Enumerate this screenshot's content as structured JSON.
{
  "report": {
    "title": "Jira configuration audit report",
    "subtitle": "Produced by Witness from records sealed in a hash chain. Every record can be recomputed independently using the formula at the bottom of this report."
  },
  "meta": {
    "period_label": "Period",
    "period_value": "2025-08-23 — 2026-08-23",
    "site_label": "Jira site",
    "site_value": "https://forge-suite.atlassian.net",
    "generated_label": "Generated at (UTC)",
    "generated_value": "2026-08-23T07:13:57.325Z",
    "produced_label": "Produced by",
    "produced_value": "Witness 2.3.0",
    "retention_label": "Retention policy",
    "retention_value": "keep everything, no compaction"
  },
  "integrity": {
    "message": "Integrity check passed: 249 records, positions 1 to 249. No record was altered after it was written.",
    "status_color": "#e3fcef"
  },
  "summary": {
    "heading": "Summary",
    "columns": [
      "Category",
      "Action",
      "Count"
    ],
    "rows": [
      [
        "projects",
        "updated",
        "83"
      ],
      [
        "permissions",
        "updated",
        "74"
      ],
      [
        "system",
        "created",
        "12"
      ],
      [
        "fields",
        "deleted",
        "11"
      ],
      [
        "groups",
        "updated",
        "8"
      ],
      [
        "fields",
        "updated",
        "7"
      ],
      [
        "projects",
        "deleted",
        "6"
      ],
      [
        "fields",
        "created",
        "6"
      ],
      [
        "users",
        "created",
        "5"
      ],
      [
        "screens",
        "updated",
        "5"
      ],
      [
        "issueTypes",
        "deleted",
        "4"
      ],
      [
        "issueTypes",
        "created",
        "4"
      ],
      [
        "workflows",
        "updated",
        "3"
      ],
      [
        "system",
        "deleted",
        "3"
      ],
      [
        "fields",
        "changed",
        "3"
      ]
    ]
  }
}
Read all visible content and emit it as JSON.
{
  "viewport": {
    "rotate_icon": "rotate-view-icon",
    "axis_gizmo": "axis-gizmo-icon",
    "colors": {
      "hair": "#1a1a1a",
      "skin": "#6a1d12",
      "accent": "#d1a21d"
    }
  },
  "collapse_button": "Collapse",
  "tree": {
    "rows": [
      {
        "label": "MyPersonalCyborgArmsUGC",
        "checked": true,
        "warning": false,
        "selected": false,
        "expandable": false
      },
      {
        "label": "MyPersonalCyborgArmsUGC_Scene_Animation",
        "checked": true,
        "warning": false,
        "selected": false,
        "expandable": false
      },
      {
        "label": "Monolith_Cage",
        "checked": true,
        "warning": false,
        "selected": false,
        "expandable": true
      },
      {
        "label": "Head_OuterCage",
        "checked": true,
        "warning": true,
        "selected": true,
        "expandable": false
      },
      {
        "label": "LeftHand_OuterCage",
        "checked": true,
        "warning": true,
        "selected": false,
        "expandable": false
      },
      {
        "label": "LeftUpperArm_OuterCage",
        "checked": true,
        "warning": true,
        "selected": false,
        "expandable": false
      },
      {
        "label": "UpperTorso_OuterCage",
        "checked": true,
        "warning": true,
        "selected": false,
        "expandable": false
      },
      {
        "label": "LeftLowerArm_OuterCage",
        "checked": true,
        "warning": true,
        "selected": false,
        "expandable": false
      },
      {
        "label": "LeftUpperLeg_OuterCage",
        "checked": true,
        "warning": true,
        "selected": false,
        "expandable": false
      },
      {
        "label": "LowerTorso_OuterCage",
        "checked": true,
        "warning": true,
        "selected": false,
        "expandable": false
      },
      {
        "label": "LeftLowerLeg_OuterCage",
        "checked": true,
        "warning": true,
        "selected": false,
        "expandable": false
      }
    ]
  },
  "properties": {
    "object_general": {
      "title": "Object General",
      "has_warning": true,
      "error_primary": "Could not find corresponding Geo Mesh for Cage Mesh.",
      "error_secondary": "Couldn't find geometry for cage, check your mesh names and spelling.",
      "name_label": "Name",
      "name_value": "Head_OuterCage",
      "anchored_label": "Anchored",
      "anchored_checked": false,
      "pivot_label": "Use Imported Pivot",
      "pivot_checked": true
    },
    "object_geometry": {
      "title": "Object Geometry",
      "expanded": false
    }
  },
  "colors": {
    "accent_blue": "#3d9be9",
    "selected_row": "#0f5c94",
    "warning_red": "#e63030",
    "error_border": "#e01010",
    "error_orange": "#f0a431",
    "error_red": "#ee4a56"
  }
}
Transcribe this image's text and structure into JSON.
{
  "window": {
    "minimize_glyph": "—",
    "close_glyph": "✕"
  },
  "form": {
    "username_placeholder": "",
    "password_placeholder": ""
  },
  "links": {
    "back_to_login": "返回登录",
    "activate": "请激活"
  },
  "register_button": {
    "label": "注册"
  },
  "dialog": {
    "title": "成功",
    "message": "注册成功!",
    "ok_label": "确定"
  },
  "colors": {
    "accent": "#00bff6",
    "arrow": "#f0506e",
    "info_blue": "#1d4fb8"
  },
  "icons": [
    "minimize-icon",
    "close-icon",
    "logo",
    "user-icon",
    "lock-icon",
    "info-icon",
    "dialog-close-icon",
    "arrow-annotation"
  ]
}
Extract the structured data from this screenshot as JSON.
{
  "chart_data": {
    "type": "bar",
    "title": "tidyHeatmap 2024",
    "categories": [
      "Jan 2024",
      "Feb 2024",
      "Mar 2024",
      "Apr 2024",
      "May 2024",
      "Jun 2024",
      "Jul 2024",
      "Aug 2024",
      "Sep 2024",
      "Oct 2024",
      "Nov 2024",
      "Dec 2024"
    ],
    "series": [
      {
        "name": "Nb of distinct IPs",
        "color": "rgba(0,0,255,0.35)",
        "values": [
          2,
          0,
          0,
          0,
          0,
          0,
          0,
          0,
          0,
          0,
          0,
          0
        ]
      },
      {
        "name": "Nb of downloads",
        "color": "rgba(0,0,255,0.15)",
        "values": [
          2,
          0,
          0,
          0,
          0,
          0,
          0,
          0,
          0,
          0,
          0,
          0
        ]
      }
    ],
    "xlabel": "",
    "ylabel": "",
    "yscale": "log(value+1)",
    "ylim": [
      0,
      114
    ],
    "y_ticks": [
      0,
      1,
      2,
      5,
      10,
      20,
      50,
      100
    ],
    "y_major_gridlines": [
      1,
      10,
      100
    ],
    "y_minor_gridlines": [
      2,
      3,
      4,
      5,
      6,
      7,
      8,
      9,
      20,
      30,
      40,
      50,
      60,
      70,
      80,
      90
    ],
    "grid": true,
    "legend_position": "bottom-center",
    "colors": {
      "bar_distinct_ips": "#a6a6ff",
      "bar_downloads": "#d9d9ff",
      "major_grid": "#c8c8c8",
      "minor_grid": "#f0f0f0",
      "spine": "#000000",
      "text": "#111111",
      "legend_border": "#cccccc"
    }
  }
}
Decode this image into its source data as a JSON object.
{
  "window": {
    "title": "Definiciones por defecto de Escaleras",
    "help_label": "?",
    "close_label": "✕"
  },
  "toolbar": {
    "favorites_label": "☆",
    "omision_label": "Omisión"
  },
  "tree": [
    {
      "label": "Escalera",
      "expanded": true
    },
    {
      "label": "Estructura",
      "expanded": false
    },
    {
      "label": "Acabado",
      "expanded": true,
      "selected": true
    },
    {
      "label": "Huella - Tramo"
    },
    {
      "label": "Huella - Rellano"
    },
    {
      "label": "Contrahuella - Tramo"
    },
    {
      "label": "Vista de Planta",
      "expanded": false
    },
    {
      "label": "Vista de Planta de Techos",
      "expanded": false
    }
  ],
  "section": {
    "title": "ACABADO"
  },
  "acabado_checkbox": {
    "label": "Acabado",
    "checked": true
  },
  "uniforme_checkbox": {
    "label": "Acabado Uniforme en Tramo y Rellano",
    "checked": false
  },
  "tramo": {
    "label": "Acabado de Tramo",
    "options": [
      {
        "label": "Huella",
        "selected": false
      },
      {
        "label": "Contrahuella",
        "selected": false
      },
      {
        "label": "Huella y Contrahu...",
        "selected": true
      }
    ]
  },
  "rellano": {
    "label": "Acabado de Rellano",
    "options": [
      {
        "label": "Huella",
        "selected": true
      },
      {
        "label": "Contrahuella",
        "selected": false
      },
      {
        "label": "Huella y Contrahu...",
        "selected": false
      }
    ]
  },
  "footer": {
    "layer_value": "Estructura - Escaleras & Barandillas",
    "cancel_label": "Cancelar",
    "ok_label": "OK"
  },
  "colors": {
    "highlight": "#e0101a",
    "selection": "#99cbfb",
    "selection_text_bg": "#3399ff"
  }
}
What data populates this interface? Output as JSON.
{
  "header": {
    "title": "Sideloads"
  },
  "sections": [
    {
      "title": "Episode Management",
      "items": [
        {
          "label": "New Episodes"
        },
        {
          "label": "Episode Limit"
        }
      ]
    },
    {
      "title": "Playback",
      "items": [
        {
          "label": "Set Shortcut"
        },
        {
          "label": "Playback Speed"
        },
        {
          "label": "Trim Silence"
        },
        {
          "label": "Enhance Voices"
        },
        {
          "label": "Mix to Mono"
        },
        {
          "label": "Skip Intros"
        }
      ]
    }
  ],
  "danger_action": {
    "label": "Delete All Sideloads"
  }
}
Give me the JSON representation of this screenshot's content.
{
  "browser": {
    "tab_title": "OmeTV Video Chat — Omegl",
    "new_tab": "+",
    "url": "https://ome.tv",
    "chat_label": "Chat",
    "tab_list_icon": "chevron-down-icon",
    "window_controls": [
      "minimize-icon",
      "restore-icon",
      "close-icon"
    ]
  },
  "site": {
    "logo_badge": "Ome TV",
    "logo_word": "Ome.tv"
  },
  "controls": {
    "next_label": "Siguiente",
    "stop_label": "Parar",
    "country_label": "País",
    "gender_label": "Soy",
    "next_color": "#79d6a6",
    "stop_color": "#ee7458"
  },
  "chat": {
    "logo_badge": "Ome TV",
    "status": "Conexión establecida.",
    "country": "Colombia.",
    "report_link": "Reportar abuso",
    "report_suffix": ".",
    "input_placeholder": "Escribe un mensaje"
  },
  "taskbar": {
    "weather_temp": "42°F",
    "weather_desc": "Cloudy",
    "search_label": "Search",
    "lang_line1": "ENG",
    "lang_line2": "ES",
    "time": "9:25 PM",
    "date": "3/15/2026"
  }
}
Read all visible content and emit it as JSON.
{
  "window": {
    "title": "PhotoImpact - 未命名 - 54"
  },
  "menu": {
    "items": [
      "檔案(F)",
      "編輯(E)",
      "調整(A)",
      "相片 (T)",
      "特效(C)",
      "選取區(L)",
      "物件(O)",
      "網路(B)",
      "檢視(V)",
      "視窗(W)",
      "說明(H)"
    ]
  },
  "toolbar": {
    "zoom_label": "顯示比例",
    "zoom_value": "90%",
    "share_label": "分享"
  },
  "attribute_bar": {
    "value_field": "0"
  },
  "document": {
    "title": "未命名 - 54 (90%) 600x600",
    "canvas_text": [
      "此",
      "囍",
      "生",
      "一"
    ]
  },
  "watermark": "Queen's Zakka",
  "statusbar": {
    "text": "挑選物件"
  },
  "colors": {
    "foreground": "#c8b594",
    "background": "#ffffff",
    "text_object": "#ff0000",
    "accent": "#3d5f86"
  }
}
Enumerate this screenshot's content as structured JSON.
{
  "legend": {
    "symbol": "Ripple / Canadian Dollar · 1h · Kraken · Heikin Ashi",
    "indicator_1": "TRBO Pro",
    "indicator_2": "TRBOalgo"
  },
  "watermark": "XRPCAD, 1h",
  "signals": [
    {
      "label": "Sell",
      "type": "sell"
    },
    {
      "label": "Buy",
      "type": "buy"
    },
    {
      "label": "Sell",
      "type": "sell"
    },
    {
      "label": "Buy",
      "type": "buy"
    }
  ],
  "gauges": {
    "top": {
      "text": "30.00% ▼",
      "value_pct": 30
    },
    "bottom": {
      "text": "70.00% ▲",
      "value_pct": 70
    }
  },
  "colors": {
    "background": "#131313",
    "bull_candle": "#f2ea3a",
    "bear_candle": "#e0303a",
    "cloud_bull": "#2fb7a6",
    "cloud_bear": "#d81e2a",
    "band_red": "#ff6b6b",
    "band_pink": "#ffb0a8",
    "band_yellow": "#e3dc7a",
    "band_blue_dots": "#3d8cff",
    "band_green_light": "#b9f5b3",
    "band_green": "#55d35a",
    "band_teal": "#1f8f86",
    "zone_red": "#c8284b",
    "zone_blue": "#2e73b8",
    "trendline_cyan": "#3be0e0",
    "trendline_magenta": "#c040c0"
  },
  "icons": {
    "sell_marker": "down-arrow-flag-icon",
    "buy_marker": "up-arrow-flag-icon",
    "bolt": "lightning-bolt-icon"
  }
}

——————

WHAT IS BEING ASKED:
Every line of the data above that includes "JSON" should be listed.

WRITTEN REPLY:
Enumerate this screenshot's content as structured JSON.
Read all visible content and emit it as JSON.
Transcribe this image's text and structure into JSON.
Extract the structured data from this screenshot as JSON.
Decode this image into its source data as a JSON object.
What data populates this interface? Output as JSON.
Give me the JSON representation of this screenshot's content.
Read all visible content and emit it as JSON.
Enumerate this screenshot's content as structured JSON.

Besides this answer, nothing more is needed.